───── RECORDS ─────

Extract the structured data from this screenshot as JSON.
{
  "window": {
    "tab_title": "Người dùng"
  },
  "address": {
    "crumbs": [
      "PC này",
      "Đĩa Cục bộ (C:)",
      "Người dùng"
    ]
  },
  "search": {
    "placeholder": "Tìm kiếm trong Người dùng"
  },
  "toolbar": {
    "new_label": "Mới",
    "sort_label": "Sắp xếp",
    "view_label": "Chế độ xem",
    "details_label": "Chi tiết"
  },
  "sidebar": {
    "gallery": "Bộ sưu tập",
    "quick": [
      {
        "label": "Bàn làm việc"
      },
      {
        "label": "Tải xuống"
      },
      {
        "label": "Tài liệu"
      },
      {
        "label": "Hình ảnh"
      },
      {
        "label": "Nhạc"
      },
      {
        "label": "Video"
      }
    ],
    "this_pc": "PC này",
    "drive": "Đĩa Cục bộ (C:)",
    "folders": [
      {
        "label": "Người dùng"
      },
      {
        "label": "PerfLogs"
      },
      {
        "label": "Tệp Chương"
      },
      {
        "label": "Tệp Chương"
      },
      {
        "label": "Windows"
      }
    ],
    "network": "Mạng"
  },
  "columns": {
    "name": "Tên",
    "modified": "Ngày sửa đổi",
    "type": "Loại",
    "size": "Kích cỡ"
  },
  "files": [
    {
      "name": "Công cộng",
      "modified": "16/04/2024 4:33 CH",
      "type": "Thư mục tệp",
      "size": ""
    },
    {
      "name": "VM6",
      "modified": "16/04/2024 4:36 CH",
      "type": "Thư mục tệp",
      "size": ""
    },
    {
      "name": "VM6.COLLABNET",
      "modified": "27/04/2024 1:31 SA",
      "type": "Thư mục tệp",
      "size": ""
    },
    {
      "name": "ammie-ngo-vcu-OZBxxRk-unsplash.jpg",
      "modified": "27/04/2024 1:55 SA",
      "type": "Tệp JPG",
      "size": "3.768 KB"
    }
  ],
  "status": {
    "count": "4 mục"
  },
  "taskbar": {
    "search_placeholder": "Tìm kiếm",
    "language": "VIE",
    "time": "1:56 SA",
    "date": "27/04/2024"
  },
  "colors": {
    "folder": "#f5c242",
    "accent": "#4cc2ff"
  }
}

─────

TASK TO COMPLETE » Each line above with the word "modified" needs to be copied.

SOLUTION FOR THIS PROBLEM »
    "modified": "Ngày sửa đổi",
      "modified": "16/04/2024 4:33 CH",
      "modified": "16/04/2024 4:36 CH",
      "modified": "27/04/2024 1:31 SA",
      "modified": "27/04/2024 1:55 SA",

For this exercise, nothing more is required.